#### [Work order]
Please give every entry again, exactly as it reads.

Component data from apps and pages:
━━━━━━

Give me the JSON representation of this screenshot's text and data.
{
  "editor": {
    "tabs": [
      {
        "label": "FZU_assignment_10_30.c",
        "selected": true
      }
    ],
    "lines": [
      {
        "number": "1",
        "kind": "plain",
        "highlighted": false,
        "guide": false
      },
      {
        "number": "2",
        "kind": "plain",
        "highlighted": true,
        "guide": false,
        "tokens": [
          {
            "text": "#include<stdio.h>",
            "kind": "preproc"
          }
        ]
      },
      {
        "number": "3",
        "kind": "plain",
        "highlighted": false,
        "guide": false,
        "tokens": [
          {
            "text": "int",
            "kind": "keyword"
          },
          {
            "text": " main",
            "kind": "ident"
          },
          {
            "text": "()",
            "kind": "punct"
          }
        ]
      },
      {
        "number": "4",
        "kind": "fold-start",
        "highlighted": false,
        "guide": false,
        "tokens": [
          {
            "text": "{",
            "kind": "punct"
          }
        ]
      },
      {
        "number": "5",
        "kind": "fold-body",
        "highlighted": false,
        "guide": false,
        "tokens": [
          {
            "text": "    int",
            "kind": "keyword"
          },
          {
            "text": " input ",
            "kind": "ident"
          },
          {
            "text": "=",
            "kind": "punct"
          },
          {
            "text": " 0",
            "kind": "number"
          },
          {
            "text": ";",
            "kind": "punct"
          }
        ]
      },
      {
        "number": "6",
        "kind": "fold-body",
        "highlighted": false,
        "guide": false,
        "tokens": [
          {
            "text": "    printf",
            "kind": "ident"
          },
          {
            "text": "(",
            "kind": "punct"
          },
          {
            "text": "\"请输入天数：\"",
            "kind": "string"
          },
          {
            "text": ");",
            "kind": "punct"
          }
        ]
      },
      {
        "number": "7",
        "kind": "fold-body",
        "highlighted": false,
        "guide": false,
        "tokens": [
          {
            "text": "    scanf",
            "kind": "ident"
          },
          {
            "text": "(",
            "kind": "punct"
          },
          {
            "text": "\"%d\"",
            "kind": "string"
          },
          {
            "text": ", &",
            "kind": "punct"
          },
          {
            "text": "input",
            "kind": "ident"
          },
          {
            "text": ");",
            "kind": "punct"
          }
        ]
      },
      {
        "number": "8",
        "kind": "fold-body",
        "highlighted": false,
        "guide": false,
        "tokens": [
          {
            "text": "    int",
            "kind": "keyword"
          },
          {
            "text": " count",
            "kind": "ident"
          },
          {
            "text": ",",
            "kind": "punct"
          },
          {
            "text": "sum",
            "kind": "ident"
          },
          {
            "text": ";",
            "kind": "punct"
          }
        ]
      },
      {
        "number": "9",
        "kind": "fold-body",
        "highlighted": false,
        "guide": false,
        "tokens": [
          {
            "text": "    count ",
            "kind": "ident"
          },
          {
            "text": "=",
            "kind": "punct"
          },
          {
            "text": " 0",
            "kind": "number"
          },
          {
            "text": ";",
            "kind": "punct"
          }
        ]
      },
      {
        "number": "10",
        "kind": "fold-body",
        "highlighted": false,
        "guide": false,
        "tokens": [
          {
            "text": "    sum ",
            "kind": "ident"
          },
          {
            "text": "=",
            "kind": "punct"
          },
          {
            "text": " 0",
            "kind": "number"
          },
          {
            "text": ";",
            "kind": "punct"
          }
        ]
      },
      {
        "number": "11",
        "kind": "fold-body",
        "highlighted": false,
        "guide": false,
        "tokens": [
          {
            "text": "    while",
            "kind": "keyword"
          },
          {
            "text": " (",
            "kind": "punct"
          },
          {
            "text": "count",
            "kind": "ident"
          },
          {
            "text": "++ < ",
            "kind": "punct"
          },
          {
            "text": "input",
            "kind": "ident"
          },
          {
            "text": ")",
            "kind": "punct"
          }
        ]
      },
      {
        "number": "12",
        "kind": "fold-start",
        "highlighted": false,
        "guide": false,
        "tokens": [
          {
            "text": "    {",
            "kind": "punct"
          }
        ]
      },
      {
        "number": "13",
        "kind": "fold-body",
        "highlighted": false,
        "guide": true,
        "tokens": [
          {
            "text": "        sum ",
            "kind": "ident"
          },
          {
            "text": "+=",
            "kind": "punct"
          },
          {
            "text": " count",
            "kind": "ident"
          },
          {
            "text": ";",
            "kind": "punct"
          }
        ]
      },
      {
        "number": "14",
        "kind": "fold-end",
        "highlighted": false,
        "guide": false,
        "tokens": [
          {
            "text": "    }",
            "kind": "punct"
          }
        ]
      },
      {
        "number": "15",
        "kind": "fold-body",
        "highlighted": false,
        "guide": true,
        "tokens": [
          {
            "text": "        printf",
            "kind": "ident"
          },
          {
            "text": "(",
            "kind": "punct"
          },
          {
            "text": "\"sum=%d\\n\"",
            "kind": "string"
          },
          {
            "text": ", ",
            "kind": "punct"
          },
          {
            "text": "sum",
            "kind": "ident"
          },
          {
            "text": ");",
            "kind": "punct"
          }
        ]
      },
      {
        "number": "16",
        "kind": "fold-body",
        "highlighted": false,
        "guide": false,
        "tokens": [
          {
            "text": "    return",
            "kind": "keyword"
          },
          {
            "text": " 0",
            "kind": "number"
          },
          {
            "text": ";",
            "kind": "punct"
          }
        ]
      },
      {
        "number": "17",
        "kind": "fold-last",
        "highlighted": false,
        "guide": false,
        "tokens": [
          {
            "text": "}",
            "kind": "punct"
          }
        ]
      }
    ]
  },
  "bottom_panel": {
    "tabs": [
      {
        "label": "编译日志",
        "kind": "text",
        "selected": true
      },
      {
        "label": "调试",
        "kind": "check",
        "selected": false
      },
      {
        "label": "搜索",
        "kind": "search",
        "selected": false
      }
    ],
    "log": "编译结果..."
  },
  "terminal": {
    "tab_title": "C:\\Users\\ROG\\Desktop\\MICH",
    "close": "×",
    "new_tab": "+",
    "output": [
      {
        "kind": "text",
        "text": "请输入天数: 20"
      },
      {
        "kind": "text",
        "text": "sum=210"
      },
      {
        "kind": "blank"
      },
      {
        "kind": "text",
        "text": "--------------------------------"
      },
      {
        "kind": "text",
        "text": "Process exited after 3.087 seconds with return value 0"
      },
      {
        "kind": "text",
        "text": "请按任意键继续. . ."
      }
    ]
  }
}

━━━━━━

#### [Solved problem]
Give me the JSON representation of this screenshot's text and data.
{
  "editor": {
    "tabs": [
      {
        "label": "FZU_assignment_10_30.c",
        "selected": true
      }
    ],
    "lines": [
      {
        "number": "1",
        "kind": "plain",
        "highlighted": false,
        "guide": false
      },
      {
        "number": "2",
        "kind": "plain",
        "highlighted": true,
        "guide": false,
        "tokens": [
          {
            "text": "#include<stdio.h>",
            "kind": "preproc"
          }
        ]
      },
      {
        "number": "3",
        "kind": "plain",
        "highlighted": false,
        "guide": false,
        "tokens": [
          {
            "text": "int",
            "kind": "keyword"
          },
          {
            "text": " main",
            "kind": "ident"
          },
          {
            "text": "()",
            "kind": "punct"
          }
        ]
      },
      {
        "number": "4",
        "kind": "fold-start",
        "highlighted": false,
        "guide": false,
        "tokens": [
          {
            "text": "{",
            "kind": "punct"
          }
        ]
      },
      {
        "number": "5",
        "kind": "fold-body",
        "highlighted": false,
        "guide": false,
        "tokens": [
          {
            "text": "    int",
            "kind": "keyword"
          },
          {
            "text": " input ",
            "kind": "ident"
          },
          {
            "text": "=",
            "kind": "punct"
          },
          {
            "text": " 0",
            "kind": "number"
          },
          {
            "text": ";",
            "kind": "punct"
          }
        ]
      },
      {
        "number": "6",
        "kind": "fold-body",
        "highlighted": false,
        "guide": false,
        "tokens": [
          {
            "text": "    printf",
            "kind": "ident"
          },
          {
            "text": "(",
            "kind": "punct"
          },
          {
            "text": "\"请输入天数：\"",
            "kind": "string"
          },
          {
            "text": ");",
            "kind": "punct"
          }
        ]
      },
      {
        "number": "7",
        "kind": "fold-body",
        "highlighted": false,
        "guide": false,
        "tokens": [
          {
            "text": "    scanf",
            "kind": "ident"
          },
          {
            "text": "(",
            "kind": "punct"
          },
          {
            "text": "\"%d\"",
            "kind": "string"
          },
          {
            "text": ", &",
            "kind": "punct"
          },
          {
            "text": "input",
            "kind": "ident"
          },
          {
            "text": ");",
            "kind": "punct"
          }
        ]
      },
      {
        "number": "8",
        "kind": "fold-body",
        "highlighted": false,
        "guide": false,
        "tokens": [
          {
            "text": "    int",
            "kind": "keyword"
          },
          {
            "text": " count",
            "kind": "ident"
          },
          {
            "text": ",",
            "kind": "punct"
          },
          {
            "text": "sum",
            "kind": "ident"
          },
          {
            "text": ";",
            "kind": "punct"
          }
        ]
      },
      {
        "number": "9",
        "kind": "fold-body",
        "highlighted": false,
        "guide": false,
        "tokens": [
          {
            "text": "    count ",
            "kind": "ident"
          },
          {
            "text": "=",
            "kind": "punct"
          },
          {
            "text": " 0",
            "kind": "number"
          },
          {
            "text": ";",
            "kind": "punct"
          }
        ]
      },
      {
        "number": "10",
        "kind": "fold-body",
        "highlighted": false,
        "guide": false,
        "tokens": [
          {
            "text": "    sum ",
            "kind": "ident"
          },
          {
            "text": "=",
            "kind": "punct"
          },
          {
            "text": " 0",
            "kind": "number"
          },
          {
            "text": ";",
            "kind": "punct"
          }
        ]
      },
      {
        "number": "11",
        "kind": "fold-body",
        "highlighted": false,
        "guide": false,
        "tokens": [
          {
            "text": "    while",
            "kind": "keyword"
          },
          {
            "text": " (",
            "kind": "punct"
          },
          {
            "text": "count",
            "kind": "ident"
          },
          {
            "text": "++ < ",
            "kind": "punct"
          },
          {
            "text": "input",
            "kind": "ident"
          },
          {
            "text": ")",
            "kind": "punct"
          }
        ]
      },
      {
        "number": "12",
        "kind": "fold-start",
        "highlighted": false,
        "guide": false,
        "tokens": [
          {
            "text": "    {",
            "kind": "punct"
          }
        ]
      },
      {
        "number": "13",
        "kind": "fold-body",
        "highlighted": false,
        "guide": true,
        "tokens": [
          {
            "text": "        sum ",
            "kind": "ident"
          },
          {
            "text": "+=",
            "kind": "punct"
          },
          {
            "text": " count",
            "kind": "ident"
          },
          {
            "text": ";",
            "kind": "punct"
          }
        ]
      },
      {
        "number": "14",
        "kind": "fold-end",
        "highlighted": false,
        "guide": false,
        "tokens": [
          {
            "text": "    }",
            "kind": "punct"
          }
        ]
      },
      {
        "number": "15",
        "kind": "fold-body",
        "highlighted": false,
        "guide": true,
        "tokens": [
          {
            "text": "        printf",
            "kind": "ident"
          },
          {
            "text": "(",
            "kind": "punct"
          },
          {
            "text": "\"sum=%d\\n\"",
            "kind": "string"
          },
          {
            "text": ", ",
            "kind": "punct"
          },
          {
            "text": "sum",
            "kind": "ident"
          },
          {
            "text": ");",
            "kind": "punct"
          }
        ]
      },
      {
        "number": "16",
        "kind": "fold-body",
        "highlighted": false,
        "guide": false,
        "tokens": [
          {
            "text": "    return",
            "kind": "keyword"
          },
          {
            "text": " 0",
            "kind": "number"
          },
          {
            "text": ";",
            "kind": "punct"
          }
        ]
      },
      {
        "number": "17",
        "kind": "fold-last",
        "highlighted": false,
        "guide": false,
        "tokens": [
          {
            "text": "}",
            "kind": "punct"
          }
        ]
      }
    ]
  },
  "bottom_panel": {
    "tabs": [
      {
        "label": "编译日志",
        "kind": "text",
        "selected": true
      },
      {
        "label": "调试",
        "kind": "check",
        "selected": false
      },
      {
        "label": "搜索",
        "kind": "search",
        "selected": false
      }
    ],
    "log": "编译结果..."
  },
  "terminal": {
    "tab_title": "C:\\Users\\ROG\\Desktop\\MICH",
    "close": "×",
    "new_tab": "+",
    "output": [
      {
        "kind": "text",
        "text": "请输入天数: 20"
      },
      {
        "kind": "text",
        "text": "sum=210"
      },
      {
        "kind": "blank"
      },
      {
        "kind": "text",
        "text": "--------------------------------"
      },
      {
        "kind": "text",
        "text": "Process exited after 3.087 seconds with return value 0"
      },
      {
        "kind": "text",
        "text": "请按任意键继续. . ."
      }
    ]
  }
}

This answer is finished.